WHAT THE EXERCISE ASKS:
Without the pictures, retype each line below exactly as it stands.

GIVEN RECORDS:
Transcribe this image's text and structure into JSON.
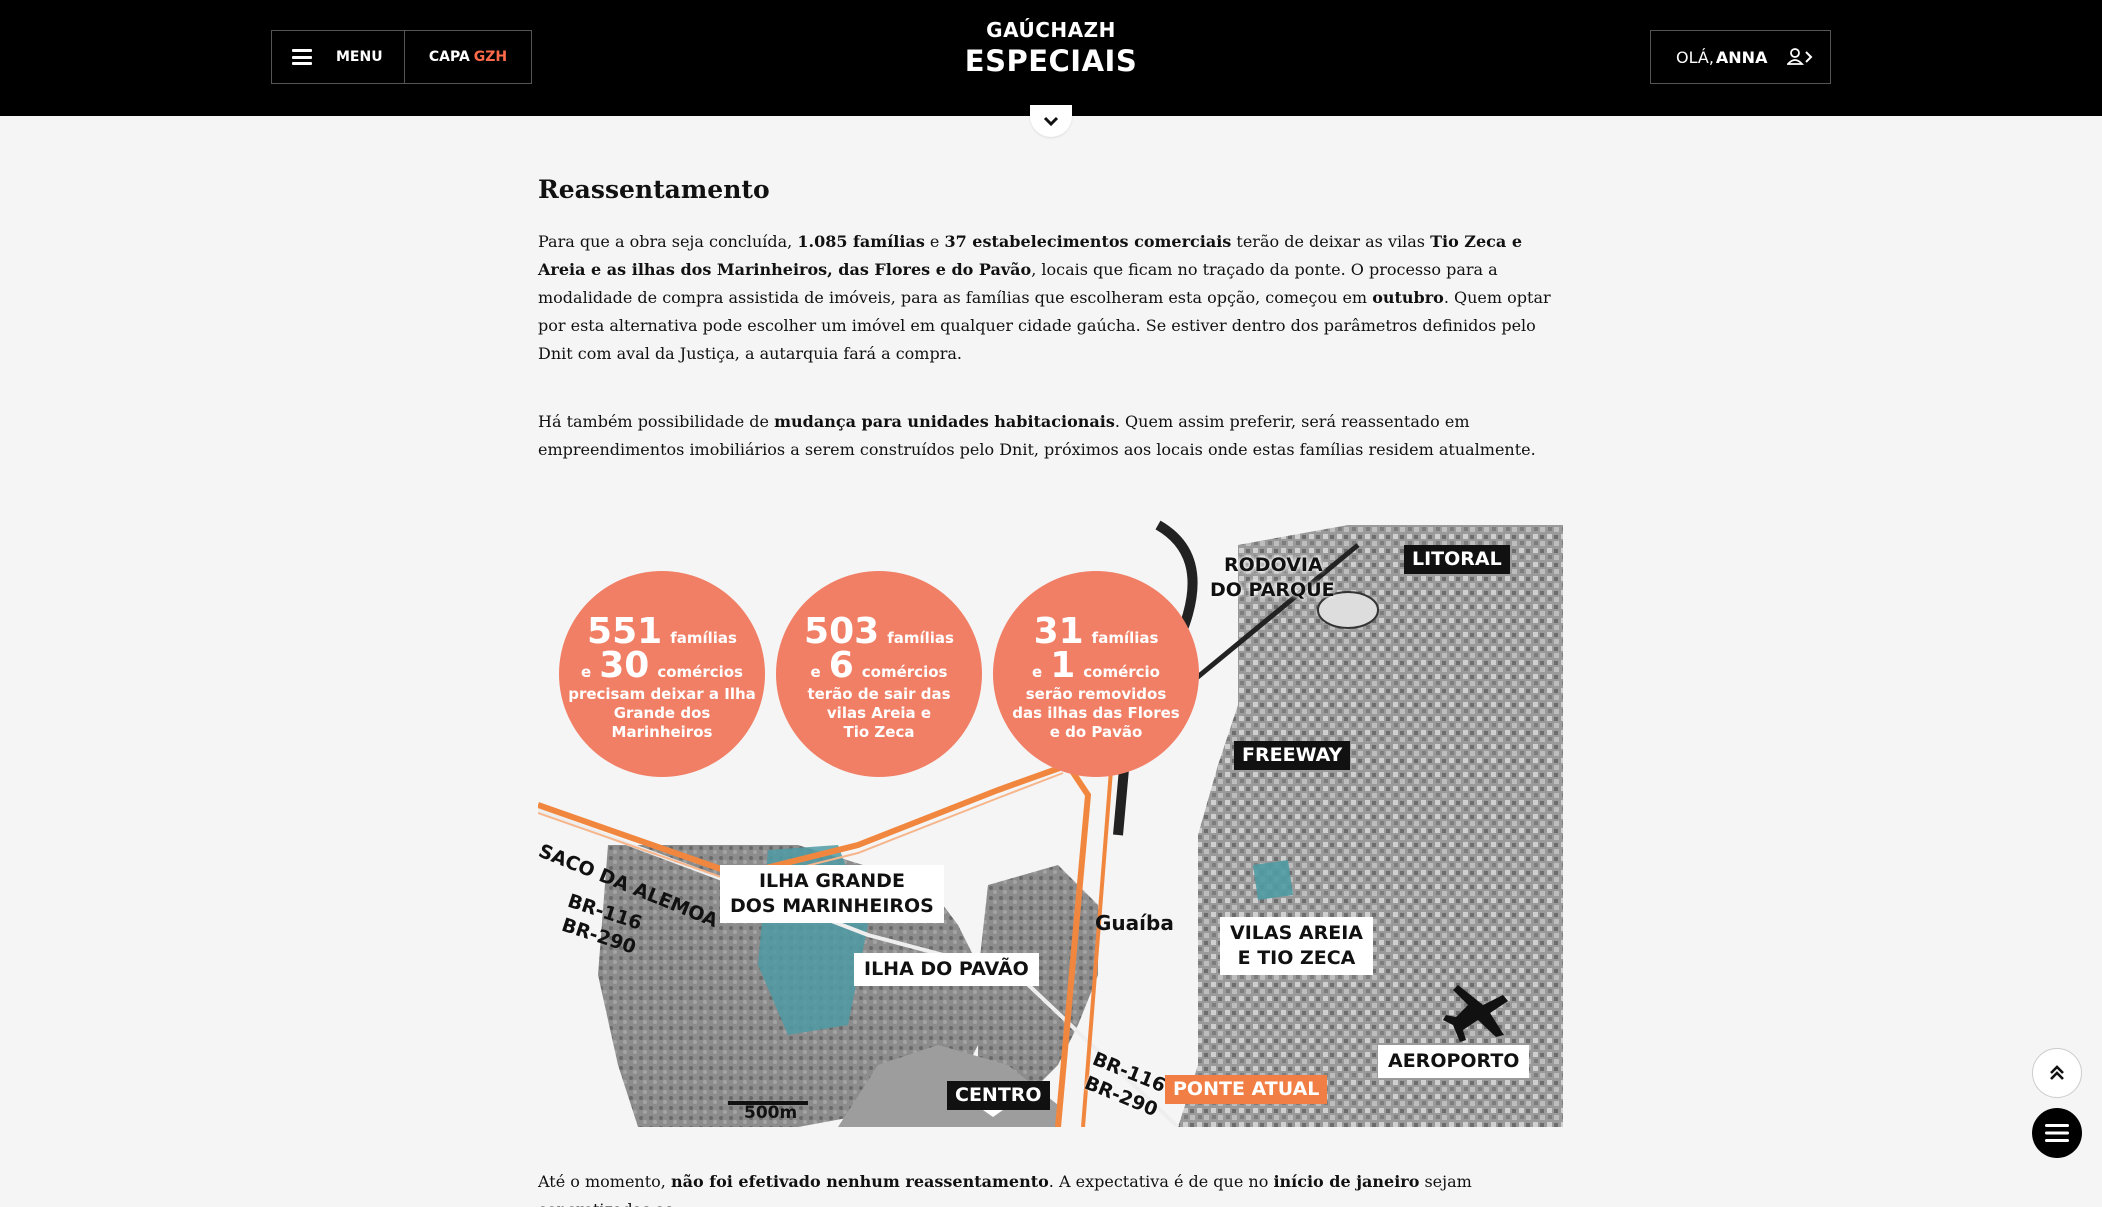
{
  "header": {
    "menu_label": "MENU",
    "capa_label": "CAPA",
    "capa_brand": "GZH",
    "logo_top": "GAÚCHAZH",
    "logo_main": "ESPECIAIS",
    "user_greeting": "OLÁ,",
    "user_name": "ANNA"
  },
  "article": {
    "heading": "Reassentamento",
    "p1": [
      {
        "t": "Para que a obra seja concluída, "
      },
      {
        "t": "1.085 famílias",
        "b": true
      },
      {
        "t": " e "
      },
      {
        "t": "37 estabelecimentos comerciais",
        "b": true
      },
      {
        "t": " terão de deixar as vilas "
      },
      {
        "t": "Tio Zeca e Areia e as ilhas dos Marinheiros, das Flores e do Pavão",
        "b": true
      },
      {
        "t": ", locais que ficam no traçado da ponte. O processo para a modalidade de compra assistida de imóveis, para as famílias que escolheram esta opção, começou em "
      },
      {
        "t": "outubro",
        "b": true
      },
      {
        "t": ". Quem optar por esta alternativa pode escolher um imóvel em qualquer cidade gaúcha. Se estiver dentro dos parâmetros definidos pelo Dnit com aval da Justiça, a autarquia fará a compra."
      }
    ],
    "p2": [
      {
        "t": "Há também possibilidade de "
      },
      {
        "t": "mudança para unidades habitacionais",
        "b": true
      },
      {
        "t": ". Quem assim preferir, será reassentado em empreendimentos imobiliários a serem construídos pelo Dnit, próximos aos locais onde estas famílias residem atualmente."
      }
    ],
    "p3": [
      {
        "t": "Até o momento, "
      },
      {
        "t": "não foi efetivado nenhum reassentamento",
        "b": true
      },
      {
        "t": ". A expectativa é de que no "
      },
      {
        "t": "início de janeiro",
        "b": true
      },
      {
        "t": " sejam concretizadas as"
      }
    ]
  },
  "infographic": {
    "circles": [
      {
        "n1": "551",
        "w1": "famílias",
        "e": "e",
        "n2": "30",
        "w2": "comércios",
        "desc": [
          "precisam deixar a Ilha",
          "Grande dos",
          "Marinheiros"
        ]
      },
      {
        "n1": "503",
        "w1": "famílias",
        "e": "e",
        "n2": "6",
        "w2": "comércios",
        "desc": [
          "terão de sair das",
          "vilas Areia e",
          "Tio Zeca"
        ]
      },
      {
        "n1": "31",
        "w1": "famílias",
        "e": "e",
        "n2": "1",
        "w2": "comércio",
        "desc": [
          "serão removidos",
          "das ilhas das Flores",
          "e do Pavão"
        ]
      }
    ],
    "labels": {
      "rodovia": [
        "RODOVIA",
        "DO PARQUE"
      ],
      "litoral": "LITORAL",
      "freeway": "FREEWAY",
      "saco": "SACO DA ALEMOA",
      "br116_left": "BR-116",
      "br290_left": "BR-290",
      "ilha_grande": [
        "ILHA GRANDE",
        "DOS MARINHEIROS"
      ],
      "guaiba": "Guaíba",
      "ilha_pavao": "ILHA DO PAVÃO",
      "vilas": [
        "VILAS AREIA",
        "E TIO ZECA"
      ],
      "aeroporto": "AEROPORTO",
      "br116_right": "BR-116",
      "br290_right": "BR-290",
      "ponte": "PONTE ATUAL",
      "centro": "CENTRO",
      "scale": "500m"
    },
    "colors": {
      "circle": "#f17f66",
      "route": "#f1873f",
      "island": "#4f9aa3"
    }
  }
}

RESULT OF THIS TASK:
Transcribe this image's text and structure into JSON.
{
  "header": {
    "menu_label": "MENU",
    "capa_label": "CAPA",
    "capa_brand": "GZH",
    "logo_top": "GAÚCHAZH",
    "logo_main": "ESPECIAIS",
    "user_greeting": "OLÁ,",
    "user_name": "ANNA"
  },
  "article": {
    "heading": "Reassentamento",
    "p1": [
      {
        "t": "Para que a obra seja concluída, "
      },
      {
        "t": "1.085 famílias",
        "b": true
      },
      {
        "t": " e "
      },
      {
        "t": "37 estabelecimentos comerciais",
        "b": true
      },
      {
        "t": " terão de deixar as vilas "
      },
      {
        "t": "Tio Zeca e Areia e as ilhas dos Marinheiros, das Flores e do Pavão",
        "b": true
      },
      {
        "t": ", locais que ficam no traçado da ponte. O processo para a modalidade de compra assistida de imóveis, para as famílias que escolheram esta opção, começou em "
      },
      {
        "t": "outubro",
        "b": true
      },
      {
        "t": ". Quem optar por esta alternativa pode escolher um imóvel em qualquer cidade gaúcha. Se estiver dentro dos parâmetros definidos pelo Dnit com aval da Justiça, a autarquia fará a compra."
      }
    ],
    "p2": [
      {
        "t": "Há também possibilidade de "
      },
      {
        "t": "mudança para unidades habitacionais",
        "b": true
      },
      {
        "t": ". Quem assim preferir, será reassentado em empreendimentos imobiliários a serem construídos pelo Dnit, próximos aos locais onde estas famílias residem atualmente."
      }
    ],
    "p3": [
      {
        "t": "Até o momento, "
      },
      {
        "t": "não foi efetivado nenhum reassentamento",
        "b": true
      },
      {
        "t": ". A expectativa é de que no "
      },
      {
        "t": "início de janeiro",
        "b": true
      },
      {
        "t": " sejam concretizadas as"
      }
    ]
  },
  "infographic": {
    "circles": [
      {
        "n1": "551",
        "w1": "famílias",
        "e": "e",
        "n2": "30",
        "w2": "comércios",
        "desc": [
          "precisam deixar a Ilha",
          "Grande dos",
          "Marinheiros"
        ]
      },
      {
        "n1": "503",
        "w1": "famílias",
        "e": "e",
        "n2": "6",
        "w2": "comércios",
        "desc": [
          "terão de sair das",
          "vilas Areia e",
          "Tio Zeca"
        ]
      },
      {
        "n1": "31",
        "w1": "famílias",
        "e": "e",
        "n2": "1",
        "w2": "comércio",
        "desc": [
          "serão removidos",
          "das ilhas das Flores",
          "e do Pavão"
        ]
      }
    ],
    "labels": {
      "rodovia": [
        "RODOVIA",
        "DO PARQUE"
      ],
      "litoral": "LITORAL",
      "freeway": "FREEWAY",
      "saco": "SACO DA ALEMOA",
      "br116_left": "BR-116",
      "br290_left": "BR-290",
      "ilha_grande": [
        "ILHA GRANDE",
        "DOS MARINHEIROS"
      ],
      "guaiba": "Guaíba",
      "ilha_pavao": "ILHA DO PAVÃO",
      "vilas": [
        "VILAS AREIA",
        "E TIO ZECA"
      ],
      "aeroporto": "AEROPORTO",
      "br116_right": "BR-116",
      "br290_right": "BR-290",
      "ponte": "PONTE ATUAL",
      "centro": "CENTRO",
      "scale": "500m"
    },
    "colors": {
      "circle": "#f17f66",
      "route": "#f1873f",
      "island": "#4f9aa3"
    }
  }
}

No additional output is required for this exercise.